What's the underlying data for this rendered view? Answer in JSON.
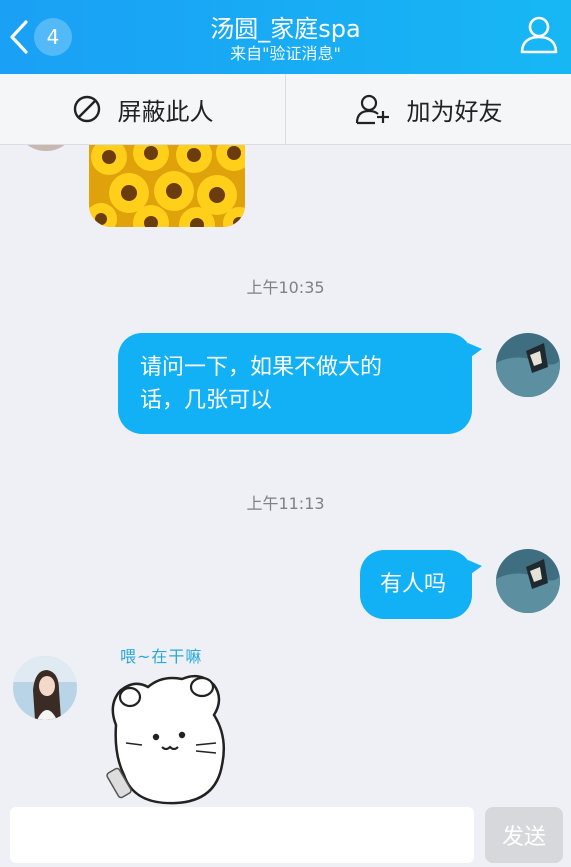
{
  "header": {
    "back_count": "4",
    "title": "汤圆_家庭spa",
    "subtitle": "来自\"验证消息\""
  },
  "actions": {
    "block_label": "屏蔽此人",
    "add_friend_label": "加为好友"
  },
  "messages": [
    {
      "type": "time",
      "text": "上午10:35"
    },
    {
      "type": "outgoing",
      "lines": [
        "请问一下，如果不做大的",
        "话，几张可以"
      ]
    },
    {
      "type": "time",
      "text": "上午11:13"
    },
    {
      "type": "outgoing",
      "lines": [
        "有人吗"
      ]
    },
    {
      "type": "incoming-sticker",
      "caption": "喂~在干嘛"
    }
  ],
  "input": {
    "value": "",
    "send_label": "发送"
  },
  "colors": {
    "header": "#1aa0f5",
    "bubble": "#12b1f5",
    "background": "#eef0f5"
  }
}
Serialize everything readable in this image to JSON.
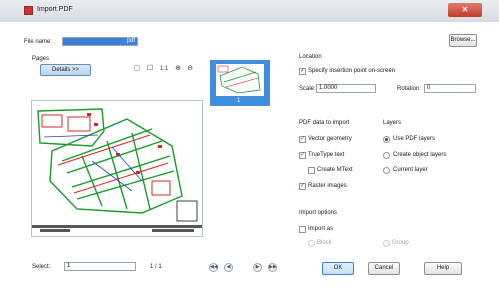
{
  "window": {
    "title": "Import PDF",
    "close_glyph": "✕"
  },
  "file": {
    "label": "File name:",
    "value": "pdf",
    "browse_label": "Browse..."
  },
  "pages": {
    "label": "Pages",
    "details_label": "Details >>",
    "tools": [
      "select-tool-icon",
      "pan-tool-icon",
      "zoom-1to1-icon",
      "zoom-in-icon",
      "zoom-out-icon"
    ],
    "tool_glyphs": [
      "▢",
      "☐",
      "1:1",
      "⊕",
      "⊖"
    ],
    "thumb_number": "1",
    "select_label": "Select:",
    "select_value": "1",
    "page_count": "1 / 1",
    "nav_glyphs": [
      "◀◀",
      "◀",
      "▶",
      "▶▶"
    ]
  },
  "location": {
    "label": "Location",
    "specify_label": "Specify insertion point on-screen",
    "specify_checked": true,
    "scale_label": "Scale:",
    "scale_value": "1.0000",
    "rotation_label": "Rotation:",
    "rotation_value": "0"
  },
  "pdf_data": {
    "label": "PDF data to import",
    "vector_label": "Vector geometry",
    "vector_checked": true,
    "truetype_label": "TrueType text",
    "truetype_checked": true,
    "mtext_label": "Create MText",
    "mtext_checked": false,
    "raster_label": "Raster images",
    "raster_checked": true
  },
  "layers": {
    "label": "Layers",
    "use_pdf_label": "Use PDF layers",
    "create_object_label": "Create object layers",
    "current_layer_label": "Current layer",
    "selected": "Use PDF layers"
  },
  "import_options": {
    "label": "Import options",
    "import_as_label": "Import as",
    "import_as_checked": false,
    "block_label": "Block",
    "group_label": "Group"
  },
  "buttons": {
    "ok": "OK",
    "cancel": "Cancel",
    "help": "Help"
  },
  "colors": {
    "accent": "#3b7fd6",
    "close": "#c23c2b"
  }
}
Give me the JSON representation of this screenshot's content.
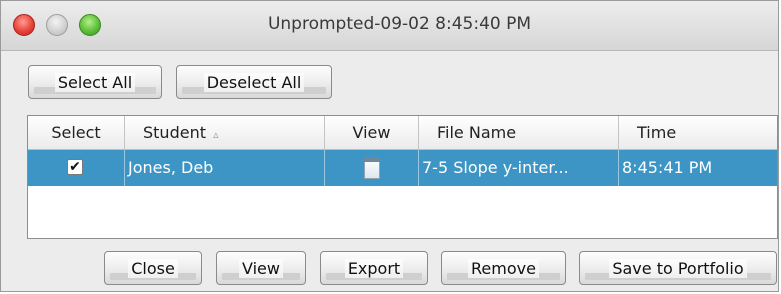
{
  "window": {
    "title": "Unprompted-09-02 8:45:40 PM"
  },
  "toolbar": {
    "select_all_label": "Select All",
    "deselect_all_label": "Deselect All"
  },
  "table": {
    "headers": {
      "select": "Select",
      "student": "Student",
      "student_sort": "▵",
      "view": "View",
      "file_name": "File Name",
      "time": "Time"
    },
    "rows": [
      {
        "selected": true,
        "check_mark": "✔",
        "student": "Jones, Deb",
        "view_icon": "document-icon",
        "file_name": "7-5 Slope y-inter...",
        "time": "8:45:41 PM"
      }
    ]
  },
  "footer": {
    "close_label": "Close",
    "view_label": "View",
    "export_label": "Export",
    "remove_label": "Remove",
    "save_label": "Save to Portfolio"
  },
  "colors": {
    "selection": "#3d95c6",
    "close_light": "#e8433a",
    "zoom_light": "#5fbf3a"
  }
}
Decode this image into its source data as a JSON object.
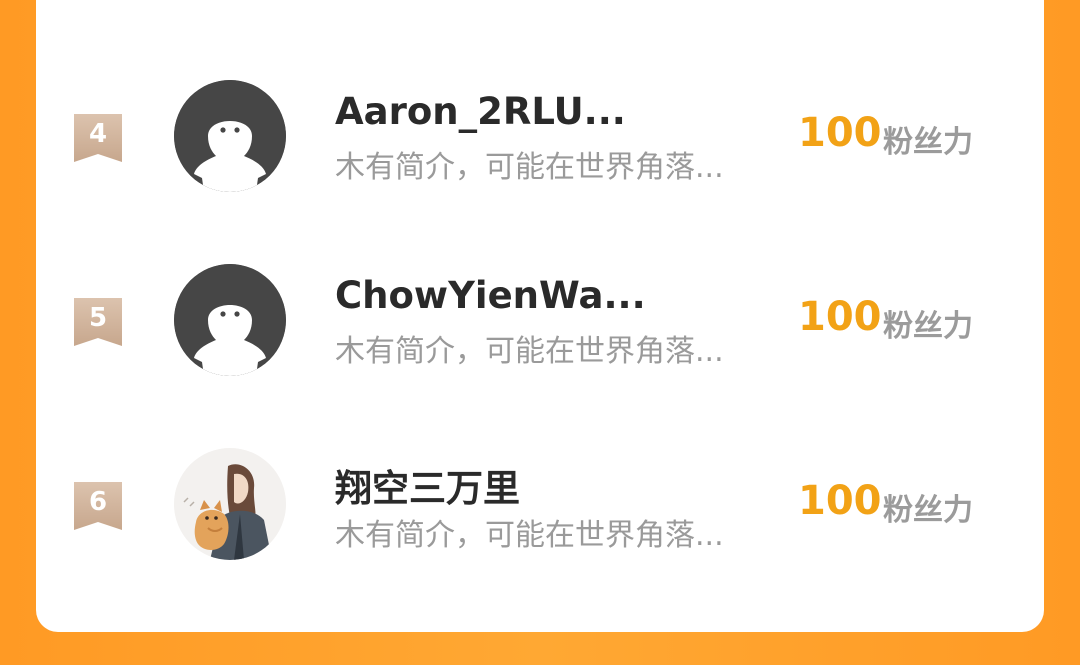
{
  "leaderboard": {
    "items": [
      {
        "rank": "4",
        "name": "Aaron_2RLU...",
        "intro": "木有简介，可能在世界角落...",
        "score": "100",
        "score_unit": "粉丝力",
        "avatar_type": "default"
      },
      {
        "rank": "5",
        "name": "ChowYienWa...",
        "intro": "木有简介，可能在世界角落...",
        "score": "100",
        "score_unit": "粉丝力",
        "avatar_type": "default"
      },
      {
        "rank": "6",
        "name": "翔空三万里",
        "intro": "木有简介，可能在世界角落...",
        "score": "100",
        "score_unit": "粉丝力",
        "avatar_type": "photo"
      }
    ]
  },
  "colors": {
    "background_orange": "#ffa126",
    "card": "#ffffff",
    "score": "#f2a216",
    "rank_badge": "#d3b6a0",
    "name_text": "#2a2a2a",
    "muted_text": "#9a9a9a"
  }
}
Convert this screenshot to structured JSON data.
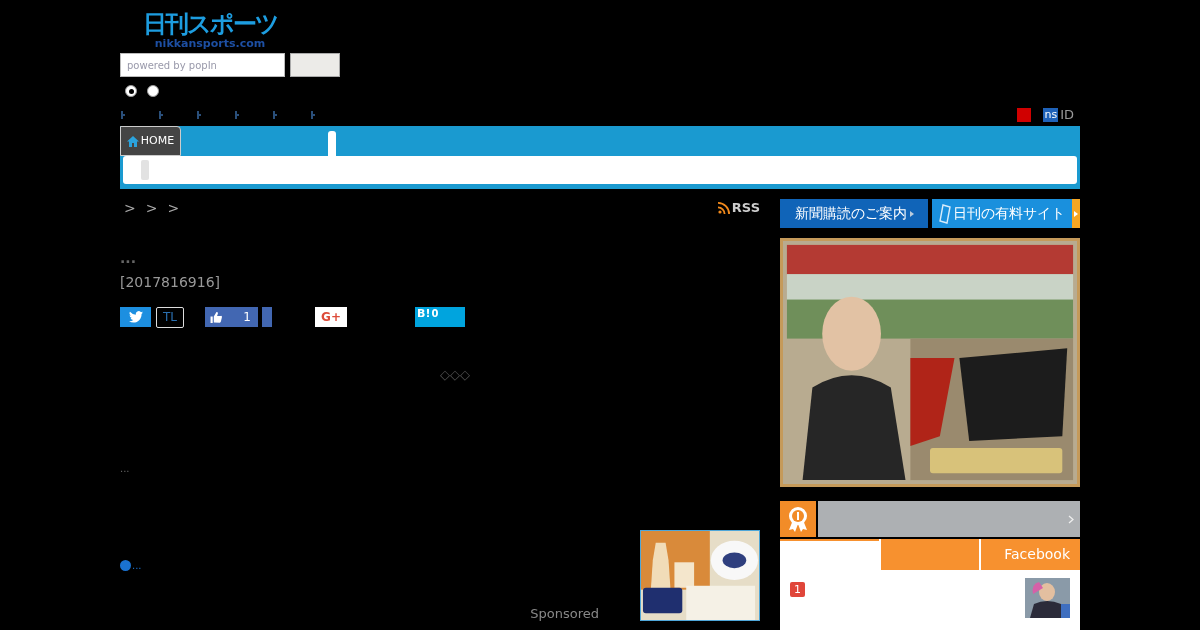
{
  "logo": {
    "title": "日刊スポーツ",
    "domain_parts": [
      "nikkan",
      "sports",
      ".com"
    ]
  },
  "search": {
    "placeholder": "powered by popIn"
  },
  "radios": [
    {
      "selected": true
    },
    {
      "selected": false
    }
  ],
  "account": {
    "badge": "ns",
    "label": "ID"
  },
  "nav": {
    "home": "HOME"
  },
  "breadcrumb": [
    ">",
    ">",
    ">"
  ],
  "rss": "RSS",
  "headline": "...",
  "date": "[2017816916]",
  "share": [
    {
      "kind": "twitter"
    },
    {
      "kind": "timeline",
      "label": "TL"
    },
    {
      "kind": "like",
      "count": "1"
    },
    {
      "kind": "bar"
    },
    {
      "kind": "gplus",
      "label": "G+"
    },
    {
      "kind": "hatena",
      "label": "B!",
      "count": "0"
    }
  ],
  "divider": "◇◇◇",
  "body": "...",
  "related": "...",
  "sponsored": "Sponsored",
  "promo_buttons": [
    {
      "label": "新聞購読のご案内",
      "kind": "subscribe"
    },
    {
      "label": "日刊の有料サイト",
      "kind": "paid"
    }
  ],
  "ranking": {
    "tabs": [
      {
        "selected": true
      },
      {
        "selected": false
      },
      {
        "label": "Facebook",
        "selected": false
      }
    ],
    "items": [
      {
        "rank": "1"
      }
    ]
  }
}
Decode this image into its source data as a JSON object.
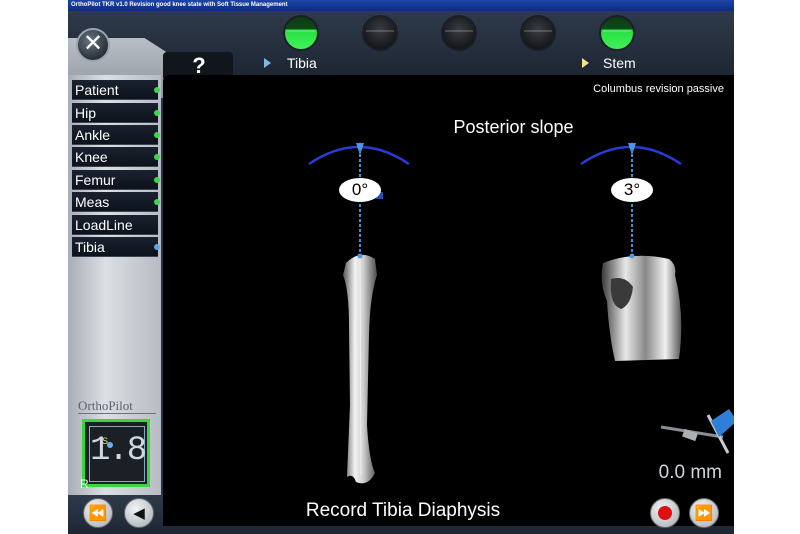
{
  "window": {
    "title": "OrthoPilot TKR v1.0 Revision good knee state with Soft Tissue Management"
  },
  "toolbar": {
    "close_glyph": "✕",
    "help_label": "?"
  },
  "workflow": {
    "steps": [
      {
        "state": "done",
        "label": "Tibia"
      },
      {
        "state": "todo",
        "label": ""
      },
      {
        "state": "todo",
        "label": ""
      },
      {
        "state": "todo",
        "label": ""
      },
      {
        "state": "done",
        "label": "Stem"
      }
    ]
  },
  "sidebar": {
    "items": [
      {
        "label": "Patient",
        "status": "green"
      },
      {
        "label": "Hip",
        "status": "green"
      },
      {
        "label": "Ankle",
        "status": "green"
      },
      {
        "label": "Knee",
        "status": "green"
      },
      {
        "label": "Femur",
        "status": "green"
      },
      {
        "label": "Meas",
        "status": "green"
      },
      {
        "label": "LoadLine",
        "status": ""
      },
      {
        "label": "Tibia",
        "status": "blue"
      }
    ],
    "brand": "OrthoPilot",
    "sensor": {
      "value": "1.8",
      "marker": "S"
    },
    "side": "R"
  },
  "view": {
    "mode": "Columbus revision passive",
    "title": "Posterior slope",
    "left_angle": "0°",
    "right_angle": "3°",
    "distance": "0.0 mm"
  },
  "footer": {
    "status": "Record Tibia Diaphysis",
    "back_all_glyph": "⏪",
    "back_glyph": "◀",
    "forward_glyph": "⏩"
  },
  "colors": {
    "accent_green": "#3bd64a",
    "arc_blue": "#2a3bd6",
    "record_red": "#e01010"
  }
}
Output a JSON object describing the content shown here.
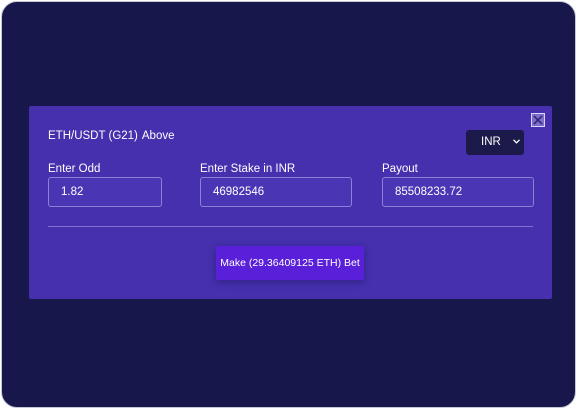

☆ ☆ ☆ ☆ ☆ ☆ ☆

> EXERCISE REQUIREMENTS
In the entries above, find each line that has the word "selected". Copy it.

> SOLUTION
    "selected": "Use PDF layers"
        "selected": true,
      "selected": true
      "selected": false
        "selected": true
        "selected": false
        "selected": false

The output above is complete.